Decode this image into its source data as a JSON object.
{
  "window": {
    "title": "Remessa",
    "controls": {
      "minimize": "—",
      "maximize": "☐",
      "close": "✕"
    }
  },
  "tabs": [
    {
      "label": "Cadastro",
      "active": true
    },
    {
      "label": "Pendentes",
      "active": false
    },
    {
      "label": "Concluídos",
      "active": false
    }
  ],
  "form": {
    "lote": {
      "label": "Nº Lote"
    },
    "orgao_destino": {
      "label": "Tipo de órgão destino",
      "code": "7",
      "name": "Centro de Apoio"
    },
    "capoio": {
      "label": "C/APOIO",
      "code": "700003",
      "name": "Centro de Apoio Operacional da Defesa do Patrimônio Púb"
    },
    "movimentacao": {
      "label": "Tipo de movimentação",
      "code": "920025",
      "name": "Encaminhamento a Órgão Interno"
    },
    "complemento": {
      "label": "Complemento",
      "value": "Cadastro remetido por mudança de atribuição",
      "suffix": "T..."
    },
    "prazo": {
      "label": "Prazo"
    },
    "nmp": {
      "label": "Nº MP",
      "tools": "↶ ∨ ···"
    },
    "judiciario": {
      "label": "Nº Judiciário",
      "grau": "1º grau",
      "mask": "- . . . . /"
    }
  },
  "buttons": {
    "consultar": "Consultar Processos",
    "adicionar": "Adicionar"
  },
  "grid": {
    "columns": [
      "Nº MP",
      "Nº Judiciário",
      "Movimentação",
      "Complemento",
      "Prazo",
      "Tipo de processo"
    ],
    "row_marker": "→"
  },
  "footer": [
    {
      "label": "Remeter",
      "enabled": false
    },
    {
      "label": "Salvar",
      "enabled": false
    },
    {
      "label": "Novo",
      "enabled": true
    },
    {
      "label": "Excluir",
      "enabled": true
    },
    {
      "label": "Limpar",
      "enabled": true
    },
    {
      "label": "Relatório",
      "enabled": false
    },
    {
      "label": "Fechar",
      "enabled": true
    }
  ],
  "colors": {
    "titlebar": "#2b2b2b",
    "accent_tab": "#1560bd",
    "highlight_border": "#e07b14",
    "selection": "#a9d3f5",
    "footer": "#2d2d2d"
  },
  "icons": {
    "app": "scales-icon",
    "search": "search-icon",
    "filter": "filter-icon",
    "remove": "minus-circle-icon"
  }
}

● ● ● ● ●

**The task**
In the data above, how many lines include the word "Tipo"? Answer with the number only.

**Written reply**
3